Ford workers produce the electric F-150 Lightning pickup at the automaker’s Ford Rouge Electric Vehicle Center on Dec. 13, 2022.
Michael Wayland | CNBC
DETROIT — Ford Motor will cut planned production of its all-electric F-150 Lightning pickup roughly in half next year, marking a major reversal after the automaker significantly increased plant capacity for the electric vehicle in 2023.
The new production plans call for average volume of around 1,600 F-150 Lightnings a week at Ford’s Rouge Electric Vehicle Center in Dearborn, Michigan, starting in January, according to a source familiar with the decision. The automaker most recently planned to produce roughly 3,200 of the vehicles on average per week.
“We’ll continue to match production with customer demand,” a Ford spokeswoman said Monday.
Ford executives have recently said the automaker will match production to demand, as the company cancels or postpones $12 billion in upcoming EV investments.
The production cuts for the F-150 Lightning were first detailed in a planning memo to suppliers obtained by Automotive News. The memo cited “changing market demand” for the cuts, according to the publication.
EV demand has been slower than many expected, as prices and interest rates remain high. Automakers are working to cut costs of producing all-electric vehicles, while rethinking production and product plans for the years ahead.
Ford spent six weeks earlier this year to increase capacity of the F-150 Lightning at the Michigan plant, which was expected to be capable of producing 150,000 of the all-electric trucks, three times its initial planned output.
Sales of the F-150 Lightning have steadily increased in 2023, notching a monthly record of roughly 4,400 sold in November.

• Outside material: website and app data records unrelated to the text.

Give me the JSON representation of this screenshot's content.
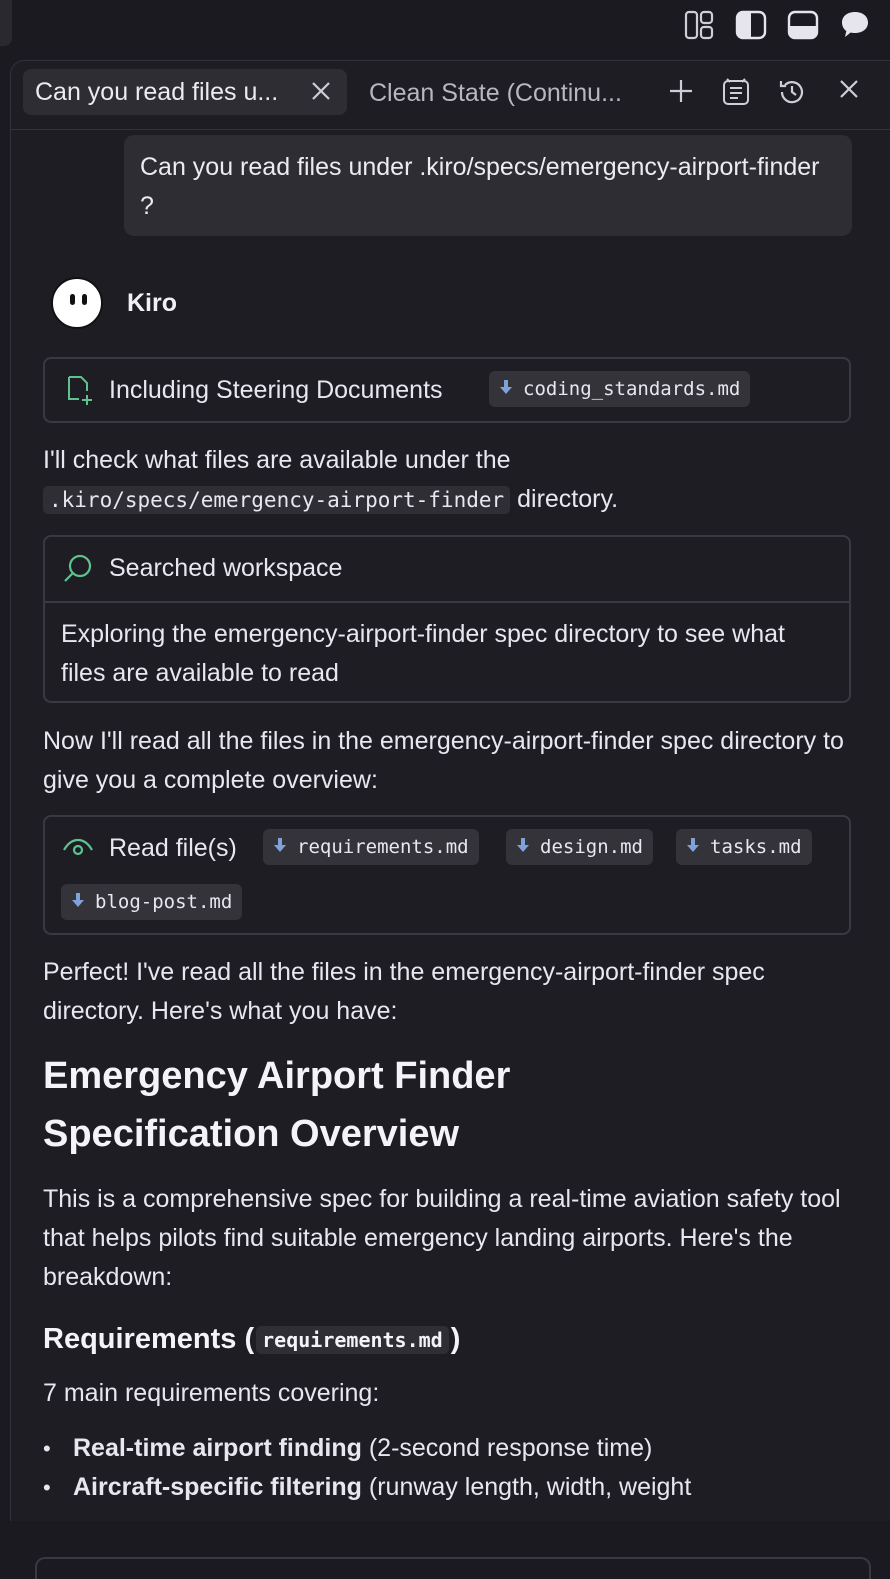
{
  "tabs": {
    "active_label": "Can you read files u...",
    "inactive_label": "Clean State (Continu..."
  },
  "user_message": "Can you read files under .kiro/specs/emergency-airport-finder ?",
  "assistant": {
    "name": "Kiro"
  },
  "steering": {
    "label": "Including Steering Documents",
    "file": "coding_standards.md"
  },
  "para1": {
    "text": "I'll check what files are available under the",
    "code": ".kiro/specs/emergency-airport-finder",
    "suffix": "directory."
  },
  "search_card": {
    "title": "Searched workspace",
    "body": "Exploring the emergency-airport-finder spec directory to see what files are available to read"
  },
  "para2": "Now I'll read all the files in the emergency-airport-finder spec directory to give you a complete overview:",
  "read_card": {
    "label": "Read file(s)",
    "files": [
      "requirements.md",
      "design.md",
      "tasks.md",
      "blog-post.md"
    ]
  },
  "para3": "Perfect! I've read all the files in the emergency-airport-finder spec directory. Here's what you have:",
  "heading": "Emergency Airport Finder Specification Overview",
  "para4": "This is a comprehensive spec for building a real-time aviation safety tool that helps pilots find suitable emergency landing airports. Here's the breakdown:",
  "section": {
    "title": "Requirements (",
    "code": "requirements.md",
    "close": ")"
  },
  "para5": "7 main requirements covering:",
  "bullets": [
    {
      "bold": "Real-time airport finding",
      "rest": " (2-second response time)"
    },
    {
      "bold": "Aircraft-specific filtering",
      "rest": " (runway length, width, weight"
    }
  ],
  "icons": {
    "top": [
      "layout-grid-icon",
      "sidebar-left-icon",
      "panel-bottom-icon",
      "chat-icon"
    ],
    "tab_actions": [
      "add-icon",
      "checklist-icon",
      "history-icon",
      "close-icon"
    ],
    "accent": "#5ec28f"
  }
}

The company has only sold 20,365 of the trucks this year through November, up 54% from a year earlier.
Don’t miss these stories from CNBC PRO: